Data for processing:

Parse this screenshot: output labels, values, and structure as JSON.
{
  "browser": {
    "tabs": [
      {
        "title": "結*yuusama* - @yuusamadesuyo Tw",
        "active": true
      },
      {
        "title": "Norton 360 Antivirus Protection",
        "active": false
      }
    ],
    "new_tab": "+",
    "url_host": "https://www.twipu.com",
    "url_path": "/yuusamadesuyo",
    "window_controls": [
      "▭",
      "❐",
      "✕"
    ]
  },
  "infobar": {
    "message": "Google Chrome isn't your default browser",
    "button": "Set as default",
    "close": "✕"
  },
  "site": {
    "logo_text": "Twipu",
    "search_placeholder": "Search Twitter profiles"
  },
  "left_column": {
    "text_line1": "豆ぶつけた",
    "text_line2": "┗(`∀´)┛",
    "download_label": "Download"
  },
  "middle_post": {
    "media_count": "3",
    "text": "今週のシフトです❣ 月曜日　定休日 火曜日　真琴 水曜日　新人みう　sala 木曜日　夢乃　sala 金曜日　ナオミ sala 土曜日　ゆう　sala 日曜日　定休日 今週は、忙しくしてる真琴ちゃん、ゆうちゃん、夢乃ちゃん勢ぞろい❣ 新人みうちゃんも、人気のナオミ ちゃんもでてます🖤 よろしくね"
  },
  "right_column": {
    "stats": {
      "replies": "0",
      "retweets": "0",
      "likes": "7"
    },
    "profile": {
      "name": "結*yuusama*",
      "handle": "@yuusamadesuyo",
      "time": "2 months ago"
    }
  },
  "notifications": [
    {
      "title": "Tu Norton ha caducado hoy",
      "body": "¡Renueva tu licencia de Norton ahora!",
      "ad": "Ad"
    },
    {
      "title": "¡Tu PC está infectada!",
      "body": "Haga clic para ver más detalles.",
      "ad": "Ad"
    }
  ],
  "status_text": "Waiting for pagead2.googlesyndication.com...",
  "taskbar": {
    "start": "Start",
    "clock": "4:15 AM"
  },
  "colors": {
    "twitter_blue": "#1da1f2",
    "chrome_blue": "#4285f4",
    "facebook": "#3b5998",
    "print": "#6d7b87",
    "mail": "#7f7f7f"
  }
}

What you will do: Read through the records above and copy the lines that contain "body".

Your response:
      "body": "¡Renueva tu licencia de Norton ahora!",
      "body": "Haga clic para ver más detalles.",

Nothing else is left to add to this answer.